And what I saw, and what I finally brought into a coherent frame with those bird cries, was not another thrush being helpful or sorrowful, standing over the one that had fallen. What I was seeing was two birds, indeed - except that the bottom one was the thrush... and the one on top... was a hawk with its claws sunk deep into its kill.
Less than a foot outside my window.
The cries I heard had been the triumphant call of the hawk - Food! Food! I live another day! But underneath the hawk the thrush's eyes were closed and it was lying very still. And its own cry into silence was My time in the sky is over. My day grows dark with the final night.
I watched the hawk spread its wings, its curved beak open, still crying its triumph, and take off, the thrush clutched in its talons.
It left behind a scattering of down and feathers, stirring in the breeze, and a small smear of blood where it had made the kill.
And then there was nothing. Just silence. And an empty feeder in the woods, where the critters who usually throng there were conspicuous by their absence.
I did not hear the hawk again.
I still haven't swept up the feathers, or cleaned up the bloodstain on the cedar deck outside.
The creatures that eat at our Fast Food Joint out on the feeder have become bold enough to return, even if they avoid the place where the remnants of feathery down still cling and wave.

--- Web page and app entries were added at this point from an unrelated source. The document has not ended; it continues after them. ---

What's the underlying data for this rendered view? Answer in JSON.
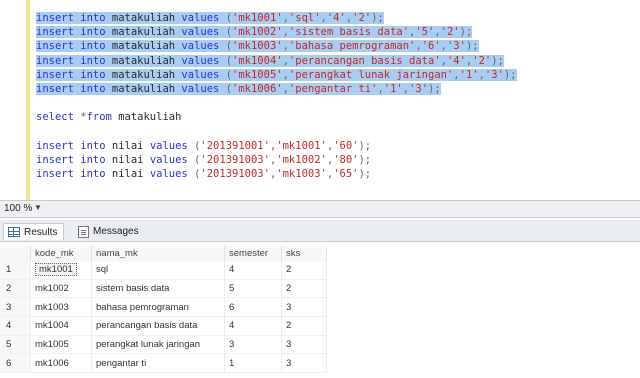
{
  "editor": {
    "lines": [
      {
        "selected": true,
        "tokens": [
          [
            "kw",
            "insert "
          ],
          [
            "kw",
            "into "
          ],
          [
            "id",
            "matakuliah "
          ],
          [
            "kw",
            "values "
          ],
          [
            "punc",
            "("
          ],
          [
            "str",
            "'mk1001'"
          ],
          [
            "punc",
            ","
          ],
          [
            "str",
            "'sql'"
          ],
          [
            "punc",
            ","
          ],
          [
            "str",
            "'4'"
          ],
          [
            "punc",
            ","
          ],
          [
            "str",
            "'2'"
          ],
          [
            "punc",
            ");"
          ]
        ]
      },
      {
        "selected": true,
        "tokens": [
          [
            "kw",
            "insert "
          ],
          [
            "kw",
            "into "
          ],
          [
            "id",
            "matakuliah "
          ],
          [
            "kw",
            "values "
          ],
          [
            "punc",
            "("
          ],
          [
            "str",
            "'mk1002'"
          ],
          [
            "punc",
            ","
          ],
          [
            "str",
            "'sistem basis data'"
          ],
          [
            "punc",
            ","
          ],
          [
            "str",
            "'5'"
          ],
          [
            "punc",
            ","
          ],
          [
            "str",
            "'2'"
          ],
          [
            "punc",
            ");"
          ]
        ]
      },
      {
        "selected": true,
        "tokens": [
          [
            "kw",
            "insert "
          ],
          [
            "kw",
            "into "
          ],
          [
            "id",
            "matakuliah "
          ],
          [
            "kw",
            "values "
          ],
          [
            "punc",
            "("
          ],
          [
            "str",
            "'mk1003'"
          ],
          [
            "punc",
            ","
          ],
          [
            "str",
            "'bahasa pemrograman'"
          ],
          [
            "punc",
            ","
          ],
          [
            "str",
            "'6'"
          ],
          [
            "punc",
            ","
          ],
          [
            "str",
            "'3'"
          ],
          [
            "punc",
            ");"
          ]
        ]
      },
      {
        "selected": true,
        "tokens": [
          [
            "kw",
            "insert "
          ],
          [
            "kw",
            "into "
          ],
          [
            "id",
            "matakuliah "
          ],
          [
            "kw",
            "values "
          ],
          [
            "punc",
            "("
          ],
          [
            "str",
            "'mk1004'"
          ],
          [
            "punc",
            ","
          ],
          [
            "str",
            "'perancangan basis data'"
          ],
          [
            "punc",
            ","
          ],
          [
            "str",
            "'4'"
          ],
          [
            "punc",
            ","
          ],
          [
            "str",
            "'2'"
          ],
          [
            "punc",
            ");"
          ]
        ]
      },
      {
        "selected": true,
        "tokens": [
          [
            "kw",
            "insert "
          ],
          [
            "kw",
            "into "
          ],
          [
            "id",
            "matakuliah "
          ],
          [
            "kw",
            "values "
          ],
          [
            "punc",
            "("
          ],
          [
            "str",
            "'mk1005'"
          ],
          [
            "punc",
            ","
          ],
          [
            "str",
            "'perangkat lunak jaringan'"
          ],
          [
            "punc",
            ","
          ],
          [
            "str",
            "'1'"
          ],
          [
            "punc",
            ","
          ],
          [
            "str",
            "'3'"
          ],
          [
            "punc",
            ");"
          ]
        ]
      },
      {
        "selected": true,
        "tokens": [
          [
            "kw",
            "insert "
          ],
          [
            "kw",
            "into "
          ],
          [
            "id",
            "matakuliah "
          ],
          [
            "kw",
            "values "
          ],
          [
            "punc",
            "("
          ],
          [
            "str",
            "'mk1006'"
          ],
          [
            "punc",
            ","
          ],
          [
            "str",
            "'pengantar ti'"
          ],
          [
            "punc",
            ","
          ],
          [
            "str",
            "'1'"
          ],
          [
            "punc",
            ","
          ],
          [
            "str",
            "'3'"
          ],
          [
            "punc",
            ");"
          ]
        ]
      },
      {
        "blank": true
      },
      {
        "selected": false,
        "tokens": [
          [
            "kw",
            "select "
          ],
          [
            "punc",
            "*"
          ],
          [
            "kw",
            "from "
          ],
          [
            "id",
            "matakuliah"
          ]
        ]
      },
      {
        "blank": true
      },
      {
        "selected": false,
        "tokens": [
          [
            "kw",
            "insert "
          ],
          [
            "kw",
            "into "
          ],
          [
            "id",
            "nilai "
          ],
          [
            "kw",
            "values "
          ],
          [
            "punc",
            "("
          ],
          [
            "str",
            "'201391001'"
          ],
          [
            "punc",
            ","
          ],
          [
            "str",
            "'mk1001'"
          ],
          [
            "punc",
            ","
          ],
          [
            "str",
            "'60'"
          ],
          [
            "punc",
            ");"
          ]
        ]
      },
      {
        "selected": false,
        "tokens": [
          [
            "kw",
            "insert "
          ],
          [
            "kw",
            "into "
          ],
          [
            "id",
            "nilai "
          ],
          [
            "kw",
            "values "
          ],
          [
            "punc",
            "("
          ],
          [
            "str",
            "'201391003'"
          ],
          [
            "punc",
            ","
          ],
          [
            "str",
            "'mk1002'"
          ],
          [
            "punc",
            ","
          ],
          [
            "str",
            "'80'"
          ],
          [
            "punc",
            ");"
          ]
        ]
      },
      {
        "selected": false,
        "tokens": [
          [
            "kw",
            "insert "
          ],
          [
            "kw",
            "into "
          ],
          [
            "id",
            "nilai "
          ],
          [
            "kw",
            "values "
          ],
          [
            "punc",
            "("
          ],
          [
            "str",
            "'201391003'"
          ],
          [
            "punc",
            ","
          ],
          [
            "str",
            "'mk1003'"
          ],
          [
            "punc",
            ","
          ],
          [
            "str",
            "'65'"
          ],
          [
            "punc",
            ");"
          ]
        ]
      }
    ]
  },
  "zoom": {
    "value": "100 %",
    "arrow": "▼"
  },
  "tabs": {
    "results": "Results",
    "messages": "Messages"
  },
  "results": {
    "columns": [
      "kode_mk",
      "nama_mk",
      "semester",
      "sks"
    ],
    "rows": [
      [
        "1",
        "mk1001",
        "sql",
        "4",
        "2"
      ],
      [
        "2",
        "mk1002",
        "sistem basis data",
        "5",
        "2"
      ],
      [
        "3",
        "mk1003",
        "bahasa pemrograman",
        "6",
        "3"
      ],
      [
        "4",
        "mk1004",
        "perancangan basis data",
        "4",
        "2"
      ],
      [
        "5",
        "mk1005",
        "perangkat lunak jaringan",
        "3",
        "3"
      ],
      [
        "6",
        "mk1006",
        "pengantar ti",
        "1",
        "3"
      ]
    ]
  }
}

One fierce bird heart beats somewhere. Another, gentler, one is stilled for good. And the sky is empty and cold.